The interior cabin is as one would expect from any American made car; filled with leatherette and plastic bits just about everywhere. Truth be told, this doesn’t come as a disappointment. The Mustang is the working mans sports car; it’s meant to take a beating and keep on with its day. These cheaper components don’t take away from the car at all. The seating position feels natural, though for someone with more torso than legs, a more reclined driving position is required for optimal comfort. That in mind, the telescopic steering column could use a bit more telescopic range to bring the wheel closer to the driver.
The American muscle car arena holds few competitors in this day in age. Rising fuel costs and a diminishing interest in heavy, front-mounted V8s are to blame for the foreseeable extinction of this breed. While automakers are compensating for this with the introduction of smaller displacement engines wrapped in the same packaging, the meaning of a true muscle car is becoming a thing of the past. That isn’t to say these cars aren’t going down without a fight, as they seem to be pushing the limits with every passing year.
At the end of the day, these cars offer a lot of bang for your buck. For instance, our as tested vehicle, sporting Lighting Blue paint with the standard 18” Magnetic painted machined aluminum wheels, starts at $40,975. Opting for the six-speed automatic ($1,500), the 401A equipment group ($2,000), Ebony Racing Stripes ($600), and other miscellaneous options, the car sits under $46,000 as tested. Remember, that’s $45k for over 400 horsepower and plenty of well-worth-it options. Will it be the best thing around a track?
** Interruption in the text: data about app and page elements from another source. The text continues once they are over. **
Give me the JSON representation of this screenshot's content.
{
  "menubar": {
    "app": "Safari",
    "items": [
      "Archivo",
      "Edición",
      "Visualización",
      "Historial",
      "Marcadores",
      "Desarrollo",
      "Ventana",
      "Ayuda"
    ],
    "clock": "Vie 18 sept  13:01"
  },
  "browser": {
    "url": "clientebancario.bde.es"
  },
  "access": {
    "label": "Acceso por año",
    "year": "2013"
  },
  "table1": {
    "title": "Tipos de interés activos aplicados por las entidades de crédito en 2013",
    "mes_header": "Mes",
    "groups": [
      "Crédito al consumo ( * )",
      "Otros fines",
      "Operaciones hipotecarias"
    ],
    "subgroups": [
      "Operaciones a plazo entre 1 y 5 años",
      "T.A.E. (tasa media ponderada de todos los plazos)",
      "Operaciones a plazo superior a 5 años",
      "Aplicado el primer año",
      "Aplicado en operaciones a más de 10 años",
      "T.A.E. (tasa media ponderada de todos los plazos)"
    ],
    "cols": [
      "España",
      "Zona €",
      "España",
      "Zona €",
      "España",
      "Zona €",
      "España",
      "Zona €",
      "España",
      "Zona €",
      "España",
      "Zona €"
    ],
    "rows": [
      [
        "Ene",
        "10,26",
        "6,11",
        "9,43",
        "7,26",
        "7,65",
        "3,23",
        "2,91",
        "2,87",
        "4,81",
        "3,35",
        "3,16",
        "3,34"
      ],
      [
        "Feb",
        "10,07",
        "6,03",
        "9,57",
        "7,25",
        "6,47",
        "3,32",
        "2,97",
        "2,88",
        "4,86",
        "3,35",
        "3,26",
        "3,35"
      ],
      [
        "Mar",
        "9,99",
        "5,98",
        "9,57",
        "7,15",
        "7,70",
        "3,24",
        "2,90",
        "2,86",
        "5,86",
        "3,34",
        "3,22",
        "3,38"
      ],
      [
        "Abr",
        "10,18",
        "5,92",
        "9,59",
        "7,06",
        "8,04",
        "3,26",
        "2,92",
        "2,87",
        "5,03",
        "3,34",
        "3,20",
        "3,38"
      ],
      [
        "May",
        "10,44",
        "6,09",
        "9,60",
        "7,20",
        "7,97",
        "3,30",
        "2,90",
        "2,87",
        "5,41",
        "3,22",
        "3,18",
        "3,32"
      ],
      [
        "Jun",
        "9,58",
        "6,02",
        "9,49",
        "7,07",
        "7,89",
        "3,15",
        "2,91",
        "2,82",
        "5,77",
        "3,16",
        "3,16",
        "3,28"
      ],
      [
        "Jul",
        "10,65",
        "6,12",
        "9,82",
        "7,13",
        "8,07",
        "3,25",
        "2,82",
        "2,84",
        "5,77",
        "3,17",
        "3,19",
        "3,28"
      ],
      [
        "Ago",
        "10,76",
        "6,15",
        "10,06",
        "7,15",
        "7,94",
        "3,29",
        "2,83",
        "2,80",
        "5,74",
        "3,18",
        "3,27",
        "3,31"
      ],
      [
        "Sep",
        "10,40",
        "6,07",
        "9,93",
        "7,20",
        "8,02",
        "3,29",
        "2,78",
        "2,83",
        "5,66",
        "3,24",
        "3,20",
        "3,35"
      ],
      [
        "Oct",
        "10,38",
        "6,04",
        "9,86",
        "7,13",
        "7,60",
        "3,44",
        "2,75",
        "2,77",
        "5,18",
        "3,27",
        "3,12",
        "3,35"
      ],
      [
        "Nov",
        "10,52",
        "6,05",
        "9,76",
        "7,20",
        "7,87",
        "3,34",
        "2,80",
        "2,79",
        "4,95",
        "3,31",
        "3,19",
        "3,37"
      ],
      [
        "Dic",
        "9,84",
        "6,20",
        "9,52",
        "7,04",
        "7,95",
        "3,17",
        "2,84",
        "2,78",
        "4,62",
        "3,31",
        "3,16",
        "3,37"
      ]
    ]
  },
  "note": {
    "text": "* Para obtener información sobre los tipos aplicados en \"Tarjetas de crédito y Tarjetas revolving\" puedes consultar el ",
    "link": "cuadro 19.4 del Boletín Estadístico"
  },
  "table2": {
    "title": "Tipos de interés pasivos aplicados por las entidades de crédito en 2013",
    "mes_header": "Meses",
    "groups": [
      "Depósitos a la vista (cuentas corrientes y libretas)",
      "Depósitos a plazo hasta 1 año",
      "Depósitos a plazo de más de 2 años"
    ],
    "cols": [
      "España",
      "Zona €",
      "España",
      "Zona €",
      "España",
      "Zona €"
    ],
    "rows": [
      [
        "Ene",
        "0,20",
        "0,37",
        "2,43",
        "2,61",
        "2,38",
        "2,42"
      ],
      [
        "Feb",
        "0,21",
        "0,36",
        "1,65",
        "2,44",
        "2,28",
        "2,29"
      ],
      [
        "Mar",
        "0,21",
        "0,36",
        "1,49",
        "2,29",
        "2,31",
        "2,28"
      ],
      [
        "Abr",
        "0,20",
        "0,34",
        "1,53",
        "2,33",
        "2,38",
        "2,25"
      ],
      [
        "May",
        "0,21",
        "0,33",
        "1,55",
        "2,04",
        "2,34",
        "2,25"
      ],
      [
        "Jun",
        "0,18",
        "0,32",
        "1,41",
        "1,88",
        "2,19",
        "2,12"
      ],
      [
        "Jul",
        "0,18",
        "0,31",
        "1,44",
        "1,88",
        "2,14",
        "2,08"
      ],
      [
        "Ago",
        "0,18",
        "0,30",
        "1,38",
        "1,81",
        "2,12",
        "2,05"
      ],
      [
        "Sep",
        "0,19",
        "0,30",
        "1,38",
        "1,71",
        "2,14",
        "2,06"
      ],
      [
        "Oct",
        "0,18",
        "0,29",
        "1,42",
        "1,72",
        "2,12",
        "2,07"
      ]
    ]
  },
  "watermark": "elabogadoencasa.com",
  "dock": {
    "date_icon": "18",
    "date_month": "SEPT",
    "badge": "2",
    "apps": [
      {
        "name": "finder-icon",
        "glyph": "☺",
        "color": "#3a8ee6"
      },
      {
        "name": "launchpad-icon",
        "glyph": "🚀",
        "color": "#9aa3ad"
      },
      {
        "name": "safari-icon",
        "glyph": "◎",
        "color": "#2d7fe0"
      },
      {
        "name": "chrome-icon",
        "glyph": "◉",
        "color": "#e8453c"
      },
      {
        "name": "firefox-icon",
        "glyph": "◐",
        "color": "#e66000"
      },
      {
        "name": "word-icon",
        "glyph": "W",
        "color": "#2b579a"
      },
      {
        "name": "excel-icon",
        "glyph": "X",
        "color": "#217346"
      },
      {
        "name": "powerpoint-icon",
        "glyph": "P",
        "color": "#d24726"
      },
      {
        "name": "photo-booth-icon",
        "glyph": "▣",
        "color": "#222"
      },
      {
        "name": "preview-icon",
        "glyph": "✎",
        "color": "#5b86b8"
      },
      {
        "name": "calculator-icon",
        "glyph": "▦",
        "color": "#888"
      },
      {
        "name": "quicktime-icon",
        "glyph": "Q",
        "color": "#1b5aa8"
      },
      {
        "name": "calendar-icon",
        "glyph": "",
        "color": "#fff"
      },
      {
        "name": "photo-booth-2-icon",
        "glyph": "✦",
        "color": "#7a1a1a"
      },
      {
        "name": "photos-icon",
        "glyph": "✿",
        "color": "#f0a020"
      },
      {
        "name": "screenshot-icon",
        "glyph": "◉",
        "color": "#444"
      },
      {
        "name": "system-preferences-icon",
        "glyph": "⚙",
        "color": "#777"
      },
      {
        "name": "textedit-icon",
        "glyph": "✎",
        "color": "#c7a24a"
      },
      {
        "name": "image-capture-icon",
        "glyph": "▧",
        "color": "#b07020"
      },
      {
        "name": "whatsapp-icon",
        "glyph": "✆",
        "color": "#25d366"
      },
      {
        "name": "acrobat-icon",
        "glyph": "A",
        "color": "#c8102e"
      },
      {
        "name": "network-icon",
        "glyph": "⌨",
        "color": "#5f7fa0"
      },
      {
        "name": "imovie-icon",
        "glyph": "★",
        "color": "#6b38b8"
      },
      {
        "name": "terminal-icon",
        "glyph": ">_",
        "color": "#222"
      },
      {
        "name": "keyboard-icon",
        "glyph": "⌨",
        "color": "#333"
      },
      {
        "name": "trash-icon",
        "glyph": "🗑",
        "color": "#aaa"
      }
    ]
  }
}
Quite honestly, no, but it’s not meant to be. The 2017 Ford Mustang GT Premium is the average joe’s sports car – it’s simple, effective, and powerful.